Education Technology

NCTE: Collaborating on Setting

Published on 07/19/2006

Activity Overview

Students will analyze the settings of several short stories, study the mood created by the settings, and write brief sketches. They will then evaluate how setting is used to contribute to the meaning and literary merit of the selected stories.

Before the Activity

See the attached Activity PDF file for detailed instructions for this activity.

Print the appropriate pages from the Activity for your class.

Install the NoteFolio(tm) App on the students' graphing calculators following the attached instructions.

Review the terms setting and mood. Refer to the setting sketches from Activity 1 as a form of quick review. Remind the class of the ways in which critical information about the story is presented by means of the setting.

During the Activity

  • Distribute the appropriate pages from the Activity to your class
  • Distribute the NoteFolio(tm) file(s) to your class using TI Connect(tm) and the appropriate TI Connectivity cable
  • Follow the procedures outlined in the Activity


  • Students will:
  • Comprehend setting and mood.
  • Analyze a short story to identify setting and the mood it creates.
  • Develop their own detailed settings.
  • Write short setting sketches.
  • Identify and evaluate the literary element of setting in professional models and peer writing.
  • After the Activity

    When the groups have completed their work, select different students to share their setting sketches. As a class, critique the sketches for accuracy. Students should agree on and understand setting and mood as developed by the details of time, place, thoughts/feelings, and statements/quotations.

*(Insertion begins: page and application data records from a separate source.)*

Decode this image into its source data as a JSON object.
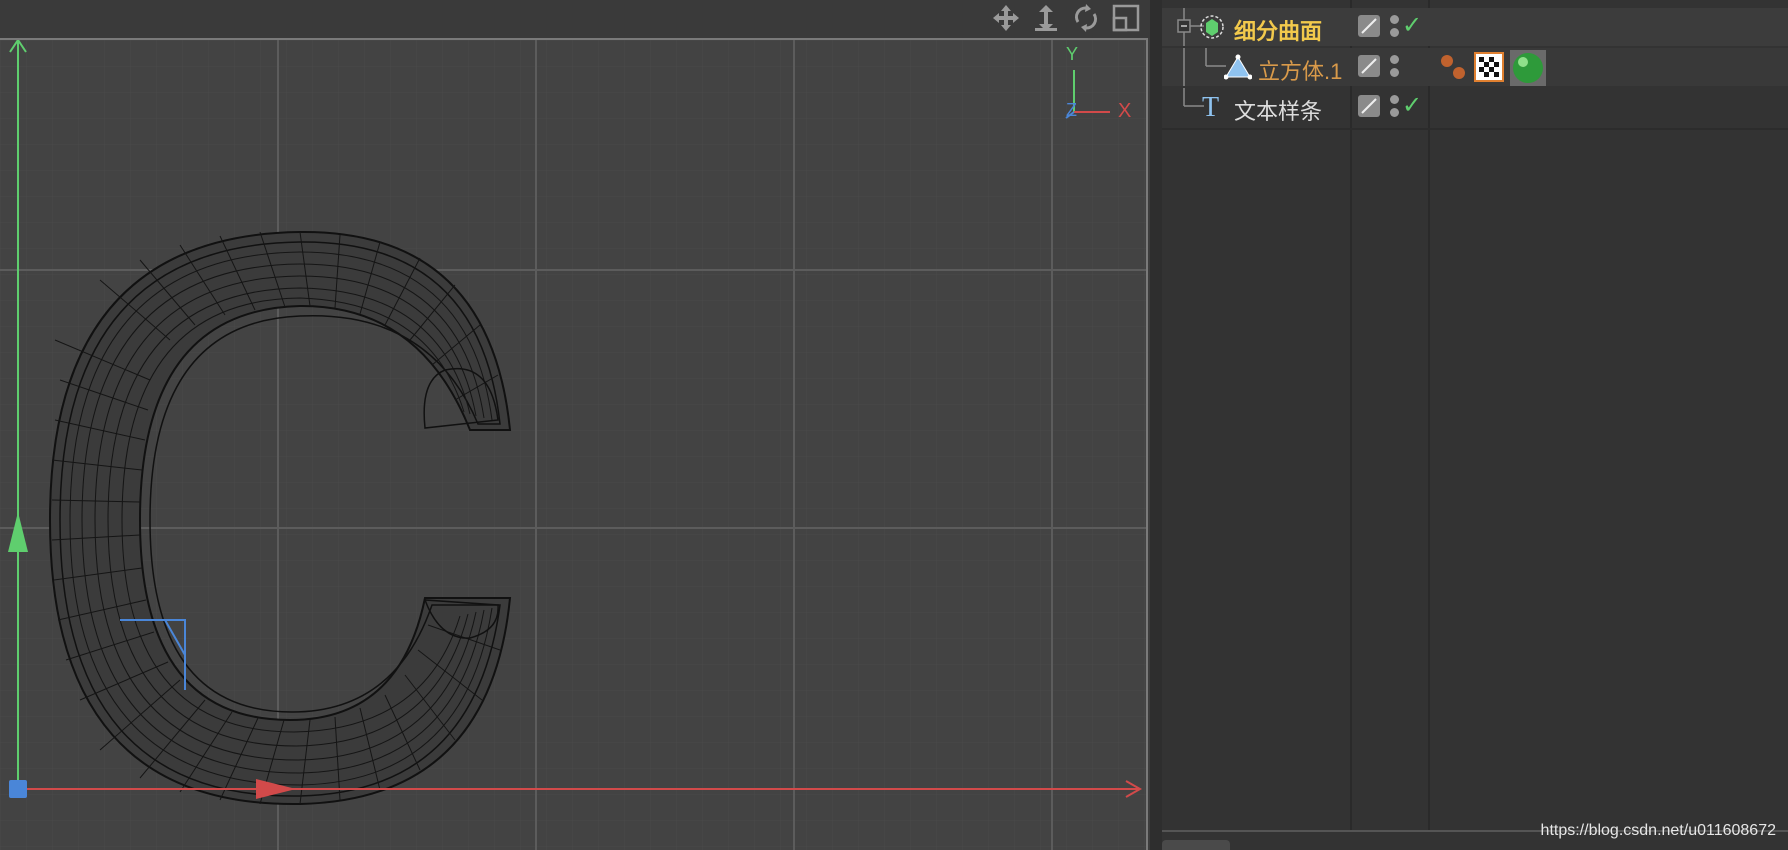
{
  "viewport": {
    "tools": [
      {
        "name": "move-view-icon",
        "glyph": "✥"
      },
      {
        "name": "zoom-view-icon",
        "glyph": "⇕"
      },
      {
        "name": "rotate-view-icon",
        "glyph": "⟲"
      },
      {
        "name": "maximize-view-icon",
        "glyph": "▣"
      }
    ],
    "axis_gizmo": {
      "y": "Y",
      "z": "Z",
      "x": "X"
    },
    "colors": {
      "y_axis": "#5fce6e",
      "x_axis": "#d24a4a",
      "z_axis": "#4a86d8",
      "grid": "#555555"
    }
  },
  "object_manager": {
    "rows": [
      {
        "label": "细分曲面",
        "color": "#f2c94c",
        "icon": "subdivision-surface-icon",
        "check": true,
        "tags": []
      },
      {
        "label": "立方体.1",
        "color": "#d99a4a",
        "icon": "cube-icon",
        "check": false,
        "tags": [
          "material-tag-icon",
          "checker-texture-tag-icon",
          "green-sphere-material-icon"
        ]
      },
      {
        "label": "文本样条",
        "color": "#dddddd",
        "icon": "text-spline-icon",
        "check": true,
        "tags": []
      }
    ]
  },
  "watermark": "https://blog.csdn.net/u011608672"
}
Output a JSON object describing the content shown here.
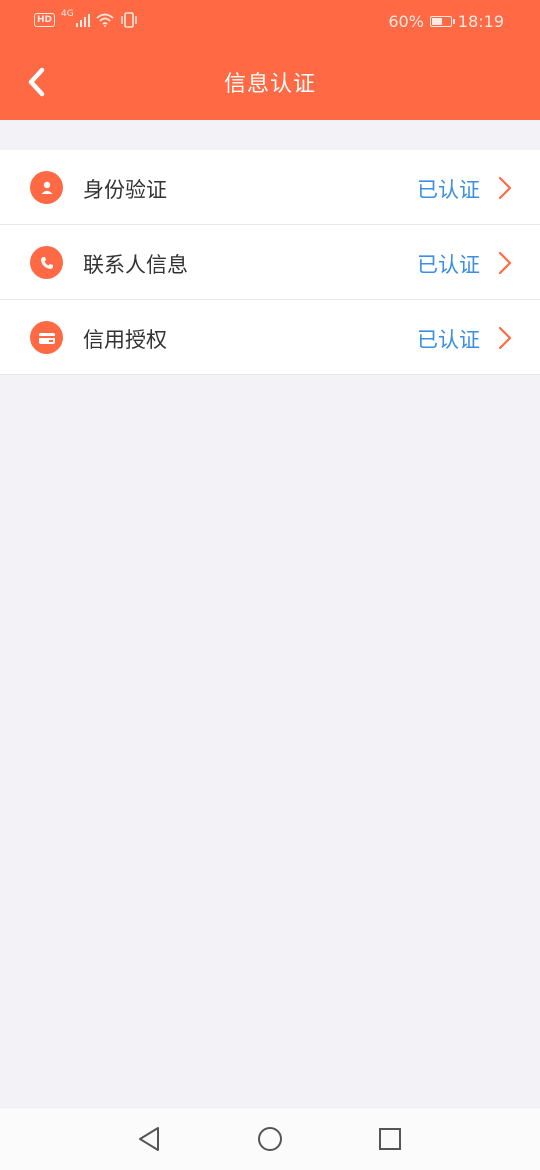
{
  "status_bar": {
    "hd": "HD",
    "network": "4G",
    "battery": "60%",
    "battery_level": 0.6,
    "time": "18:19"
  },
  "header": {
    "title": "信息认证",
    "back_icon": "chevron-left-icon"
  },
  "colors": {
    "primary": "#ff6a45",
    "status_text": "#3a8ee6",
    "background": "#f3f3f7"
  },
  "items": [
    {
      "label": "身份验证",
      "status": "已认证",
      "icon": "user-icon"
    },
    {
      "label": "联系人信息",
      "status": "已认证",
      "icon": "phone-icon"
    },
    {
      "label": "信用授权",
      "status": "已认证",
      "icon": "card-icon"
    }
  ],
  "nav_bar": {
    "back": "triangle-back-icon",
    "home": "circle-home-icon",
    "recent": "square-recent-icon"
  }
}
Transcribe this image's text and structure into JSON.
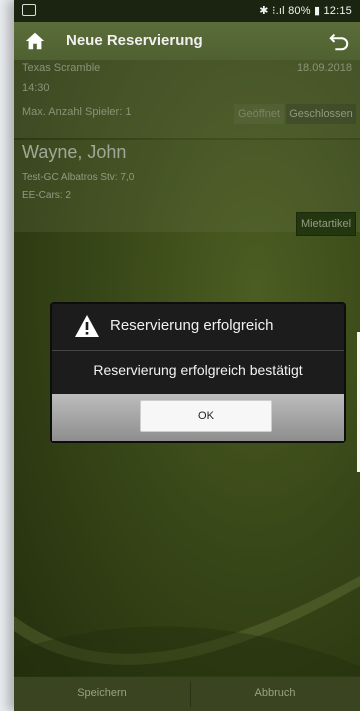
{
  "status_bar": {
    "right": "✱ ⁝.ıl 80% ▮ 12:15"
  },
  "header": {
    "title": "Neue Reservierung"
  },
  "reservation": {
    "event": "Texas Scramble",
    "date": "18.09.2018",
    "time": "14:30",
    "max_players": "Max. Anzahl Spieler: 1",
    "status_open": "Geöffnet",
    "status_closed": "Geschlossen"
  },
  "player": {
    "name": "Wayne, John",
    "club": "Test-GC Albatros Stv: 7,0",
    "cars": "EE-Cars: 2",
    "rental_button": "Mietartikel"
  },
  "dialog": {
    "title": "Reservierung erfolgreich",
    "message": "Reservierung erfolgreich bestätigt",
    "ok_label": "OK"
  },
  "footer": {
    "save_label": "Speichern",
    "cancel_label": "Abbruch"
  }
}
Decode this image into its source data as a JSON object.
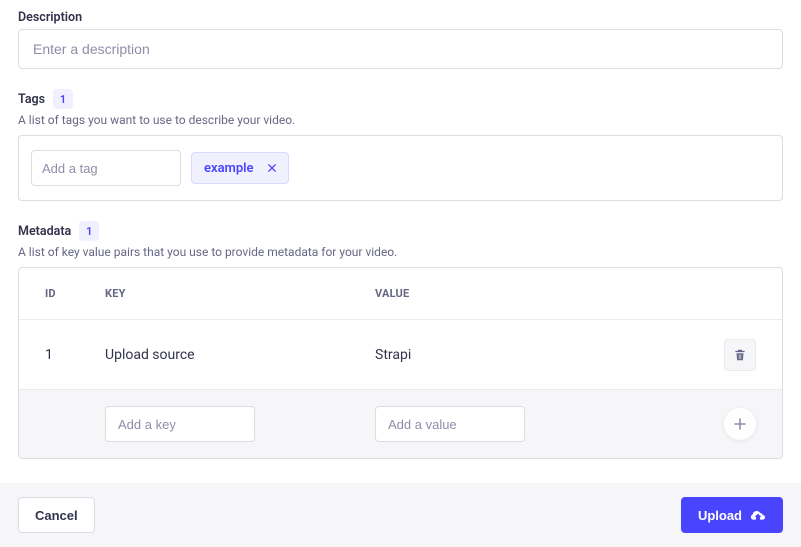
{
  "description": {
    "label": "Description",
    "placeholder": "Enter a description",
    "value": ""
  },
  "tags": {
    "label": "Tags",
    "count": "1",
    "help": "A list of tags you want to use to describe your video.",
    "input_placeholder": "Add a tag",
    "items": [
      "example"
    ]
  },
  "metadata": {
    "label": "Metadata",
    "count": "1",
    "help": "A list of key value pairs that you use to provide metadata for your video.",
    "headers": {
      "id": "ID",
      "key": "KEY",
      "value": "VALUE"
    },
    "rows": [
      {
        "id": "1",
        "key": "Upload source",
        "value": "Strapi"
      }
    ],
    "add": {
      "key_placeholder": "Add a key",
      "value_placeholder": "Add a value"
    }
  },
  "footer": {
    "cancel": "Cancel",
    "upload": "Upload"
  }
}
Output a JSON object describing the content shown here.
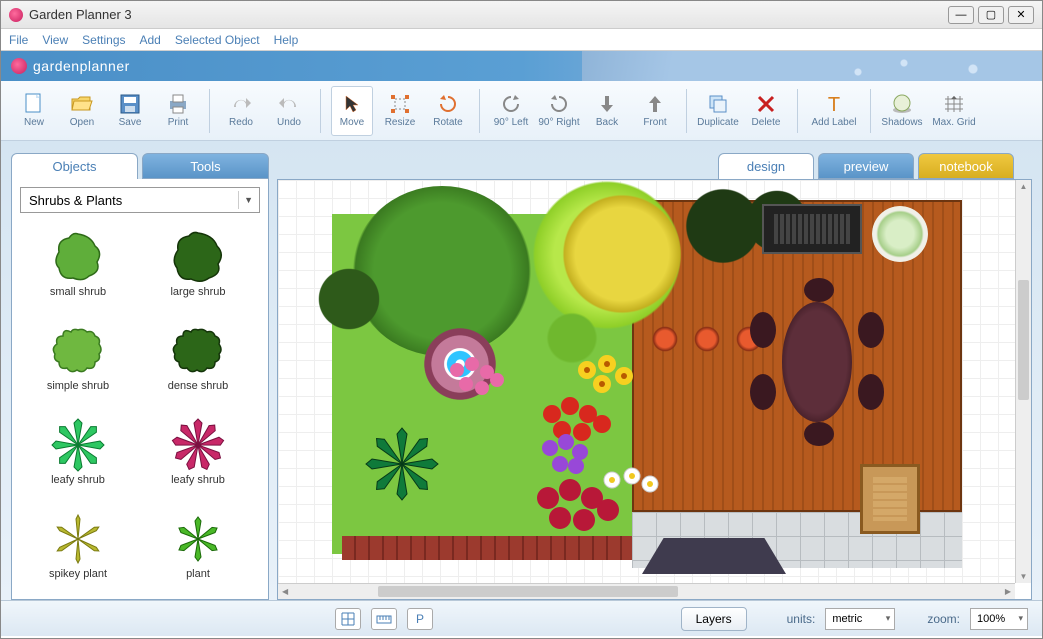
{
  "window": {
    "title": "Garden Planner 3"
  },
  "menu": [
    "File",
    "View",
    "Settings",
    "Add",
    "Selected Object",
    "Help"
  ],
  "brand": "gardenplanner",
  "toolbar": {
    "new": "New",
    "open": "Open",
    "save": "Save",
    "print": "Print",
    "redo": "Redo",
    "undo": "Undo",
    "move": "Move",
    "resize": "Resize",
    "rotate": "Rotate",
    "left90": "90° Left",
    "right90": "90° Right",
    "back": "Back",
    "front": "Front",
    "duplicate": "Duplicate",
    "delete": "Delete",
    "addlabel": "Add Label",
    "shadows": "Shadows",
    "maxgrid": "Max. Grid"
  },
  "leftTabs": {
    "objects": "Objects",
    "tools": "Tools"
  },
  "category": "Shrubs & Plants",
  "objects": [
    {
      "label": "small shrub",
      "icon": "shrub-light"
    },
    {
      "label": "large shrub",
      "icon": "shrub-dark"
    },
    {
      "label": "simple shrub",
      "icon": "shrub-scal-light"
    },
    {
      "label": "dense shrub",
      "icon": "shrub-scal-dark"
    },
    {
      "label": "leafy shrub",
      "icon": "spike-green"
    },
    {
      "label": "leafy shrub",
      "icon": "spike-magenta"
    },
    {
      "label": "spikey plant",
      "icon": "star-olive"
    },
    {
      "label": "plant",
      "icon": "star-green"
    }
  ],
  "rightTabs": {
    "design": "design",
    "preview": "preview",
    "notebook": "notebook"
  },
  "status": {
    "layers": "Layers",
    "unitsLabel": "units:",
    "units": "metric",
    "zoomLabel": "zoom:",
    "zoom": "100%",
    "p": "P"
  }
}
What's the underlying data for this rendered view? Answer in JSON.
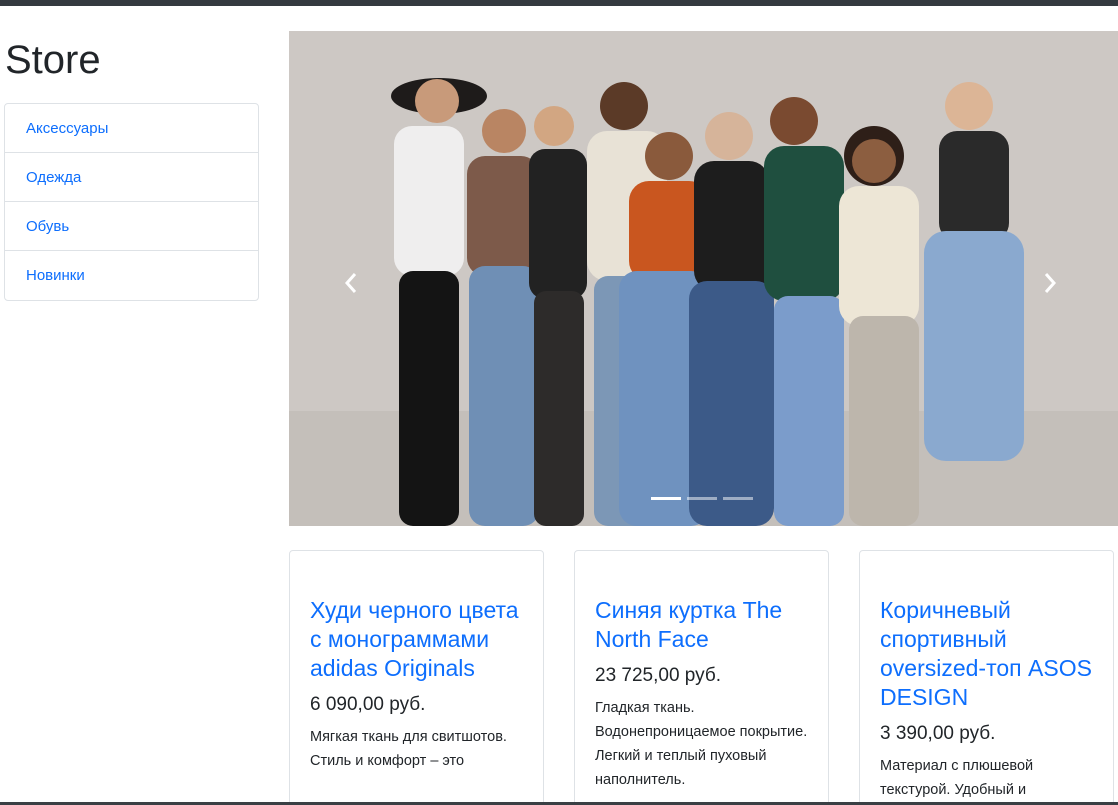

    As a final exercise, lead the class in critiquing the author?s use of setting as it contributes to the meaning and literary merit of the story. If the student groups analyzed different stories, then choose the one story with which the entire class is most familiar. Identify elements that set the mood of the story (or stories, if the groups analyzed different stories.) The teacher may wish to tell the class that they will be developing original settings using these criteria in the next activity.